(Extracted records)
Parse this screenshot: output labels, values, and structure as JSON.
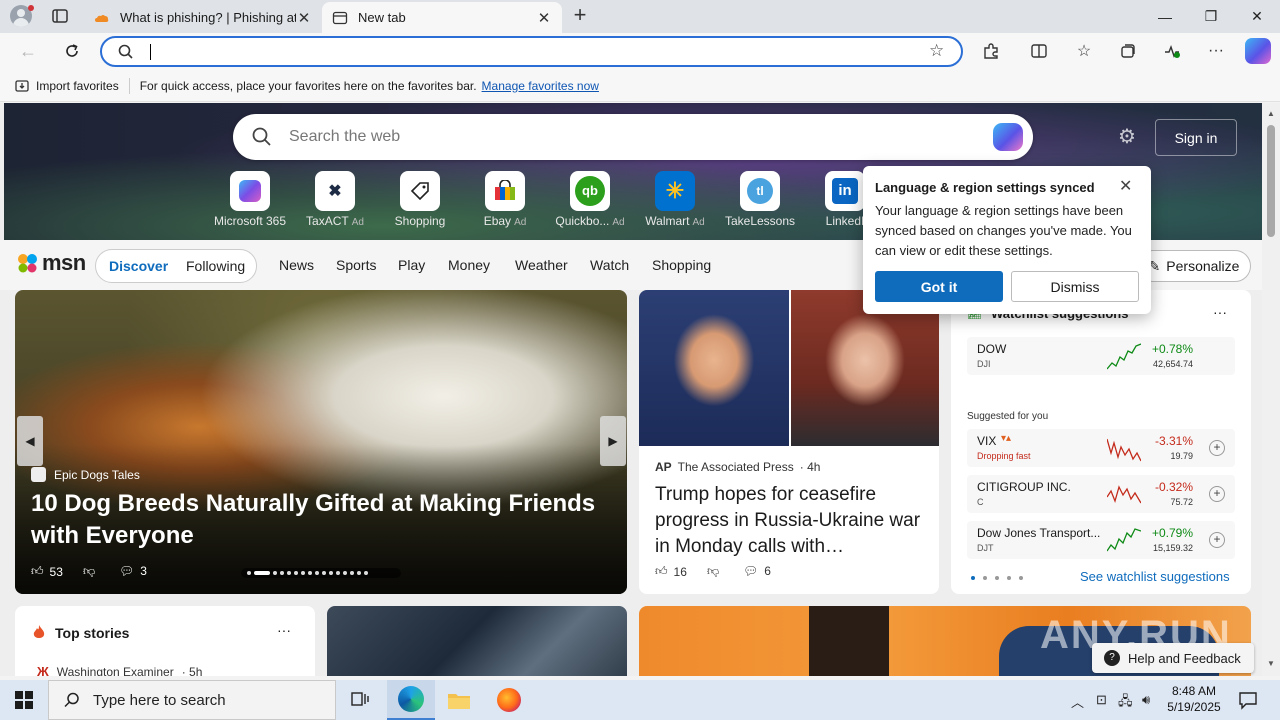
{
  "browser": {
    "tabs": [
      {
        "title": "What is phishing? | Phishing atta",
        "active": false
      },
      {
        "title": "New tab",
        "active": true
      }
    ],
    "address_value": "",
    "favorites_bar": {
      "import_label": "Import favorites",
      "message": "For quick access, place your favorites here on the favorites bar.",
      "manage_link": "Manage favorites now"
    }
  },
  "newtab": {
    "search_placeholder": "Search the web",
    "sign_in": "Sign in",
    "quick_links": [
      {
        "label": "Microsoft 365",
        "ad": ""
      },
      {
        "label": "TaxACT",
        "ad": "Ad"
      },
      {
        "label": "Shopping",
        "ad": ""
      },
      {
        "label": "Ebay",
        "ad": "Ad"
      },
      {
        "label": "Quickbo...",
        "ad": "Ad"
      },
      {
        "label": "Walmart",
        "ad": "Ad"
      },
      {
        "label": "TakeLessons",
        "ad": ""
      },
      {
        "label": "LinkedI",
        "ad": ""
      }
    ],
    "feed_tabs": {
      "discover": "Discover",
      "following": "Following"
    },
    "nav": [
      "News",
      "Sports",
      "Play",
      "Money",
      "Weather",
      "Watch",
      "Shopping"
    ],
    "personalize": "Personalize"
  },
  "hero": {
    "source": "Epic Dogs Tales",
    "headline": "10 Dog Breeds Naturally Gifted at Making Friends with Everyone",
    "likes": "53",
    "comments": "3"
  },
  "news": {
    "source": "The Associated Press",
    "source_logo": "AP",
    "age": "· 4h",
    "headline": "Trump hopes for ceasefire progress in Russia-Ukraine war in Monday calls with…",
    "likes": "16",
    "comments": "6"
  },
  "watchlist": {
    "title": "Watchlist suggestions",
    "suggested_label": "Suggested for you",
    "see_more": "See watchlist suggestions",
    "stocks": [
      {
        "name": "DOW",
        "symbol": "DJI",
        "change": "+0.78%",
        "price": "42,654.74",
        "direction": "up"
      },
      {
        "name": "VIX",
        "symbol": "Dropping fast",
        "change": "-3.31%",
        "price": "19.79",
        "direction": "down"
      },
      {
        "name": "CITIGROUP INC.",
        "symbol": "C",
        "change": "-0.32%",
        "price": "75.72",
        "direction": "down"
      },
      {
        "name": "Dow Jones Transport...",
        "symbol": "DJT",
        "change": "+0.79%",
        "price": "15,159.32",
        "direction": "up"
      }
    ]
  },
  "top_stories": {
    "title": "Top stories",
    "source": "Washington Examiner",
    "age": "· 5h"
  },
  "popup": {
    "title": "Language & region settings synced",
    "body": "Your language & region settings have been synced based on changes you've made. You can view or edit these settings.",
    "primary": "Got it",
    "secondary": "Dismiss"
  },
  "feedback": "Help and Feedback",
  "taskbar": {
    "search_placeholder": "Type here to search",
    "time": "8:48 AM",
    "date": "5/19/2025"
  },
  "colors": {
    "accent": "#0f6cbd",
    "positive": "#0e8a16",
    "negative": "#c42b1c"
  }
}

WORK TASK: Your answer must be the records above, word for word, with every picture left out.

RESPONSE BOX:
Parse this screenshot: output labels, values, and structure as JSON.
{
  "browser": {
    "tabs": [
      {
        "title": "What is phishing? | Phishing atta",
        "active": false
      },
      {
        "title": "New tab",
        "active": true
      }
    ],
    "address_value": "",
    "favorites_bar": {
      "import_label": "Import favorites",
      "message": "For quick access, place your favorites here on the favorites bar.",
      "manage_link": "Manage favorites now"
    }
  },
  "newtab": {
    "search_placeholder": "Search the web",
    "sign_in": "Sign in",
    "quick_links": [
      {
        "label": "Microsoft 365",
        "ad": ""
      },
      {
        "label": "TaxACT",
        "ad": "Ad"
      },
      {
        "label": "Shopping",
        "ad": ""
      },
      {
        "label": "Ebay",
        "ad": "Ad"
      },
      {
        "label": "Quickbo...",
        "ad": "Ad"
      },
      {
        "label": "Walmart",
        "ad": "Ad"
      },
      {
        "label": "TakeLessons",
        "ad": ""
      },
      {
        "label": "LinkedI",
        "ad": ""
      }
    ],
    "feed_tabs": {
      "discover": "Discover",
      "following": "Following"
    },
    "nav": [
      "News",
      "Sports",
      "Play",
      "Money",
      "Weather",
      "Watch",
      "Shopping"
    ],
    "personalize": "Personalize"
  },
  "hero": {
    "source": "Epic Dogs Tales",
    "headline": "10 Dog Breeds Naturally Gifted at Making Friends with Everyone",
    "likes": "53",
    "comments": "3"
  },
  "news": {
    "source": "The Associated Press",
    "source_logo": "AP",
    "age": "· 4h",
    "headline": "Trump hopes for ceasefire progress in Russia-Ukraine war in Monday calls with…",
    "likes": "16",
    "comments": "6"
  },
  "watchlist": {
    "title": "Watchlist suggestions",
    "suggested_label": "Suggested for you",
    "see_more": "See watchlist suggestions",
    "stocks": [
      {
        "name": "DOW",
        "symbol": "DJI",
        "change": "+0.78%",
        "price": "42,654.74",
        "direction": "up"
      },
      {
        "name": "VIX",
        "symbol": "Dropping fast",
        "change": "-3.31%",
        "price": "19.79",
        "direction": "down"
      },
      {
        "name": "CITIGROUP INC.",
        "symbol": "C",
        "change": "-0.32%",
        "price": "75.72",
        "direction": "down"
      },
      {
        "name": "Dow Jones Transport...",
        "symbol": "DJT",
        "change": "+0.79%",
        "price": "15,159.32",
        "direction": "up"
      }
    ]
  },
  "top_stories": {
    "title": "Top stories",
    "source": "Washington Examiner",
    "age": "· 5h"
  },
  "popup": {
    "title": "Language & region settings synced",
    "body": "Your language & region settings have been synced based on changes you've made. You can view or edit these settings.",
    "primary": "Got it",
    "secondary": "Dismiss"
  },
  "feedback": "Help and Feedback",
  "taskbar": {
    "search_placeholder": "Type here to search",
    "time": "8:48 AM",
    "date": "5/19/2025"
  },
  "colors": {
    "accent": "#0f6cbd",
    "positive": "#0e8a16",
    "negative": "#c42b1c"
  }
}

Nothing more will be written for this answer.